→ **ASSIGNMENT**
Of all the lines in the records below, copy only those that contain the string "using".

*** INFORMATION SUPPLIED ***

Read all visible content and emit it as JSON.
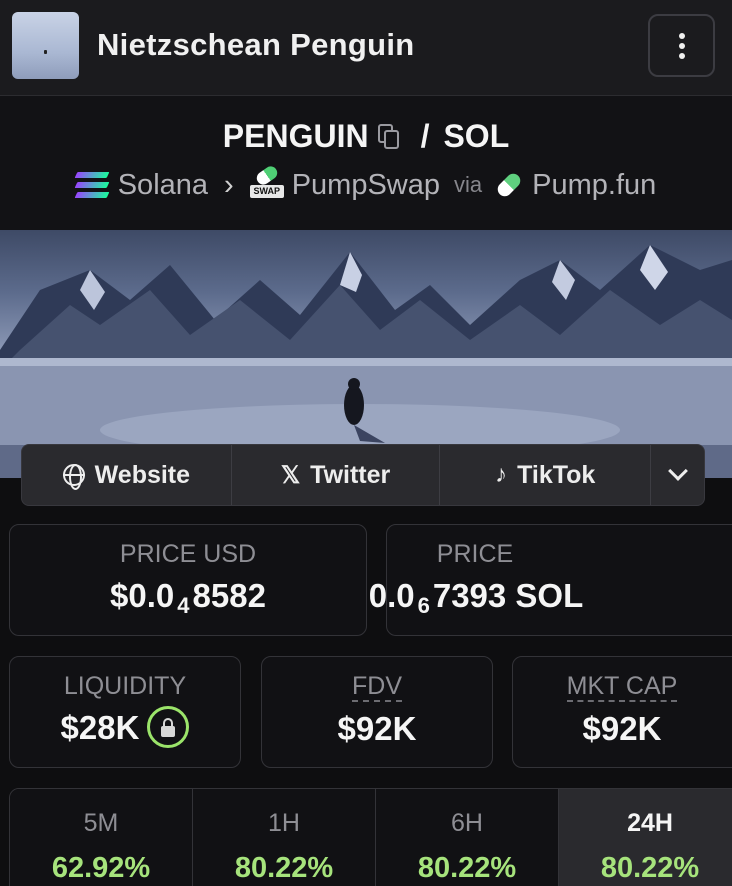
{
  "header": {
    "title": "Nietzschean Penguin",
    "menu_icon": "kebab-menu-icon"
  },
  "pair": {
    "base": "PENGUIN",
    "separator": "/",
    "quote": "SOL"
  },
  "route": {
    "chain": "Solana",
    "dex": "PumpSwap",
    "dex_badge": "SWAP",
    "via": "via",
    "launchpad": "Pump.fun"
  },
  "links": {
    "website": "Website",
    "twitter": "Twitter",
    "twitter_glyph": "𝕏",
    "tiktok": "TikTok",
    "tiktok_glyph": "♪"
  },
  "stats": {
    "price_usd": {
      "label": "PRICE USD",
      "prefix": "$0.0",
      "zeros": "4",
      "digits": "8582"
    },
    "price_sol": {
      "label": "PRICE",
      "prefix": "0.0",
      "zeros": "6",
      "digits": "7393 SOL"
    },
    "liquidity": {
      "label": "LIQUIDITY",
      "value": "$28K"
    },
    "fdv": {
      "label": "FDV",
      "value": "$92K"
    },
    "mkt_cap": {
      "label": "MKT CAP",
      "value": "$92K"
    }
  },
  "timeframes": [
    {
      "label": "5M",
      "change": "62.92%"
    },
    {
      "label": "1H",
      "change": "80.22%"
    },
    {
      "label": "6H",
      "change": "80.22%"
    },
    {
      "label": "24H",
      "change": "80.22%"
    }
  ],
  "active_timeframe": "24H",
  "colors": {
    "positive": "#a6e37c",
    "lock_ring": "#9be46a",
    "background": "#0e0e10"
  }
}
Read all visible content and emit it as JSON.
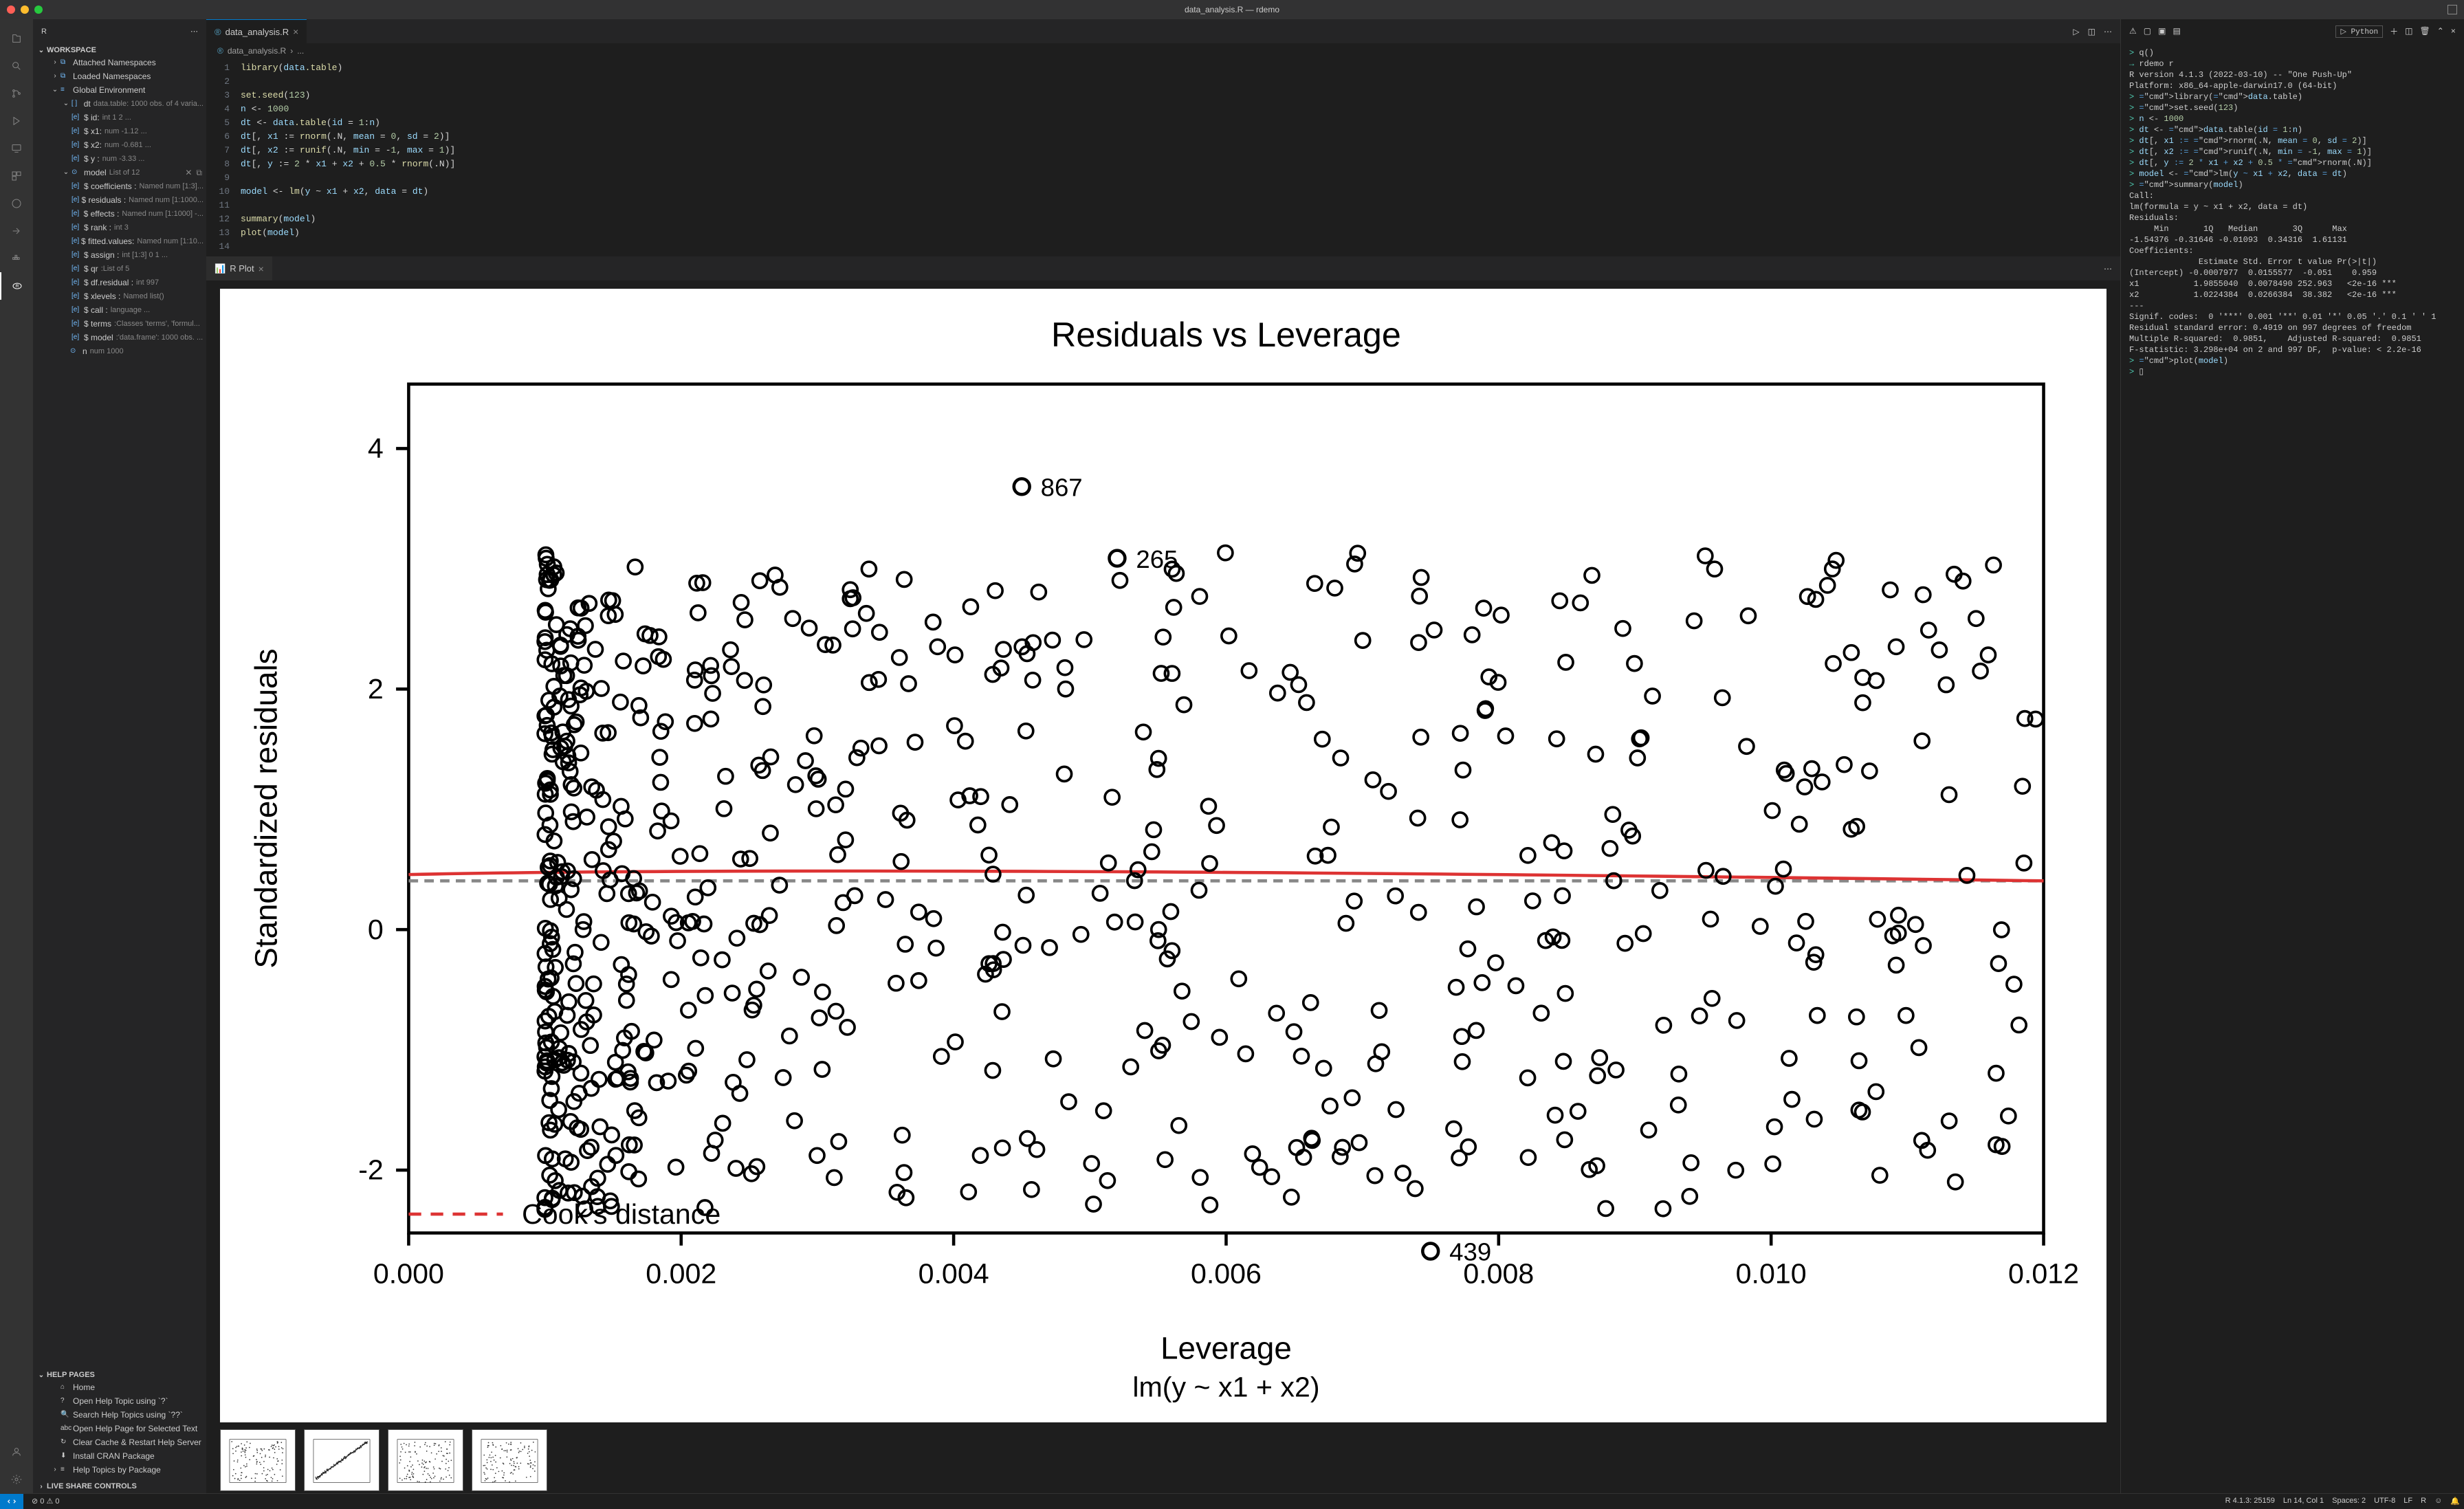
{
  "window": {
    "title": "data_analysis.R — rdemo"
  },
  "sidebar": {
    "title": "R",
    "sections": {
      "workspace": {
        "label": "WORKSPACE",
        "items": [
          {
            "label": "Attached Namespaces"
          },
          {
            "label": "Loaded Namespaces"
          },
          {
            "label": "Global Environment",
            "expanded": true
          }
        ]
      },
      "dt": {
        "name": "dt",
        "type": "data.table: 1000 obs. of 4 varia..."
      },
      "dt_children": [
        {
          "name": "$ id:",
          "type": "int 1 2 ..."
        },
        {
          "name": "$ x1:",
          "type": "num -1.12 ..."
        },
        {
          "name": "$ x2:",
          "type": "num -0.681 ..."
        },
        {
          "name": "$ y :",
          "type": "num -3.33 ..."
        }
      ],
      "model": {
        "name": "model",
        "type": "List of 12"
      },
      "model_children": [
        {
          "name": "$ coefficients :",
          "type": "Named num [1:3]..."
        },
        {
          "name": "$ residuals :",
          "type": "Named num [1:1000..."
        },
        {
          "name": "$ effects :",
          "type": "Named num [1:1000] -..."
        },
        {
          "name": "$ rank :",
          "type": "int 3"
        },
        {
          "name": "$ fitted.values:",
          "type": "Named num [1:10..."
        },
        {
          "name": "$ assign :",
          "type": "int [1:3] 0 1 ..."
        },
        {
          "name": "$ qr",
          "type": ":List of 5"
        },
        {
          "name": "$ df.residual :",
          "type": "int 997"
        },
        {
          "name": "$ xlevels :",
          "type": "Named list()"
        },
        {
          "name": "$ call :",
          "type": "language ..."
        },
        {
          "name": "$ terms",
          "type": ":Classes 'terms', 'formul..."
        },
        {
          "name": "$ model",
          "type": ":'data.frame': 1000 obs. ..."
        }
      ],
      "n": {
        "name": "n",
        "type": "num 1000"
      }
    },
    "help": {
      "label": "HELP PAGES",
      "items": [
        "Home",
        "Open Help Topic using `?`",
        "Search Help Topics using `??`",
        "Open Help Page for Selected Text",
        "Clear Cache & Restart Help Server",
        "Install CRAN Package",
        "Help Topics by Package"
      ]
    },
    "liveshare": "LIVE SHARE CONTROLS"
  },
  "editor": {
    "tab": "data_analysis.R",
    "breadcrumb": [
      "data_analysis.R",
      "..."
    ],
    "lines": [
      "library(data.table)",
      "",
      "set.seed(123)",
      "n <- 1000",
      "dt <- data.table(id = 1:n)",
      "dt[, x1 := rnorm(.N, mean = 0, sd = 2)]",
      "dt[, x2 := runif(.N, min = -1, max = 1)]",
      "dt[, y := 2 * x1 + x2 + 0.5 * rnorm(.N)]",
      "",
      "model <- lm(y ~ x1 + x2, data = dt)",
      "",
      "summary(model)",
      "plot(model)",
      ""
    ]
  },
  "plot": {
    "tab": "R Plot",
    "title": "Residuals vs Leverage",
    "xlabel": "Leverage",
    "ylabel": "Standardized residuals",
    "sublabel": "lm(y ~ x1 + x2)",
    "cooks": "Cook's distance",
    "annotations": [
      "867",
      "265",
      "439"
    ],
    "yticks": [
      "-2",
      "0",
      "2",
      "4"
    ],
    "xticks": [
      "0.000",
      "0.002",
      "0.004",
      "0.006",
      "0.008",
      "0.010",
      "0.012"
    ]
  },
  "terminal": {
    "kernel": "Python",
    "lines": [
      {
        "p": ">",
        "t": "q()"
      },
      {
        "p": "→",
        "t": "rdemo r",
        "c": "#4ec9b0"
      },
      {
        "t": "R version 4.1.3 (2022-03-10) -- \"One Push-Up\""
      },
      {
        "t": "Platform: x86_64-apple-darwin17.0 (64-bit)"
      },
      {
        "t": ""
      },
      {
        "p": ">",
        "h": "library(data.table)"
      },
      {
        "t": ""
      },
      {
        "p": ">",
        "h": "set.seed(123)"
      },
      {
        "t": ""
      },
      {
        "p": ">",
        "h": "n <- 1000"
      },
      {
        "t": ""
      },
      {
        "p": ">",
        "h": "dt <- data.table(id = 1:n)"
      },
      {
        "t": ""
      },
      {
        "p": ">",
        "h": "dt[, x1 := rnorm(.N, mean = 0, sd = 2)]"
      },
      {
        "t": ""
      },
      {
        "p": ">",
        "h": "dt[, x2 := runif(.N, min = -1, max = 1)]"
      },
      {
        "t": ""
      },
      {
        "p": ">",
        "h": "dt[, y := 2 * x1 + x2 + 0.5 * rnorm(.N)]"
      },
      {
        "t": ""
      },
      {
        "p": ">",
        "h": "model <- lm(y ~ x1 + x2, data = dt)"
      },
      {
        "t": ""
      },
      {
        "p": ">",
        "h": "summary(model)"
      },
      {
        "t": ""
      },
      {
        "t": "Call:"
      },
      {
        "t": "lm(formula = y ~ x1 + x2, data = dt)"
      },
      {
        "t": ""
      },
      {
        "t": "Residuals:"
      },
      {
        "t": "     Min       1Q   Median       3Q      Max"
      },
      {
        "t": "-1.54376 -0.31646 -0.01093  0.34316  1.61131"
      },
      {
        "t": ""
      },
      {
        "t": "Coefficients:"
      },
      {
        "t": "              Estimate Std. Error t value Pr(>|t|)"
      },
      {
        "t": "(Intercept) -0.0007977  0.0155577  -0.051    0.959"
      },
      {
        "t": "x1           1.9855040  0.0078490 252.963   <2e-16 ***"
      },
      {
        "t": "x2           1.0224384  0.0266384  38.382   <2e-16 ***"
      },
      {
        "t": "---"
      },
      {
        "t": "Signif. codes:  0 '***' 0.001 '**' 0.01 '*' 0.05 '.' 0.1 ' ' 1"
      },
      {
        "t": ""
      },
      {
        "t": "Residual standard error: 0.4919 on 997 degrees of freedom"
      },
      {
        "t": "Multiple R-squared:  0.9851,\tAdjusted R-squared:  0.9851"
      },
      {
        "t": "F-statistic: 3.298e+04 on 2 and 997 DF,  p-value: < 2.2e-16"
      },
      {
        "t": ""
      },
      {
        "p": ">",
        "h": "plot(model)"
      },
      {
        "t": ""
      },
      {
        "p": ">",
        "t": "▯"
      }
    ]
  },
  "status": {
    "errors": "0",
    "warnings": "0",
    "r": "R 4.1.3: 25159",
    "pos": "Ln 14, Col 1",
    "spaces": "Spaces: 2",
    "enc": "UTF-8",
    "eol": "LF",
    "lang": "R"
  },
  "chart_data": {
    "type": "scatter",
    "title": "Residuals vs Leverage",
    "xlabel": "Leverage",
    "ylabel": "Standardized residuals",
    "xlim": [
      0,
      0.012
    ],
    "ylim": [
      -3,
      4
    ],
    "n_points": 1000,
    "annotations": [
      {
        "label": "867",
        "x": 0.0045,
        "y": 3.3
      },
      {
        "label": "265",
        "x": 0.0052,
        "y": 2.7
      },
      {
        "label": "439",
        "x": 0.0075,
        "y": -3.1
      }
    ],
    "cooks_line": true
  }
}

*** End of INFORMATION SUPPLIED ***

→ **ANSWER BOX**
        "Open Help Topic using `?`",
        "Search Help Topics using `??`",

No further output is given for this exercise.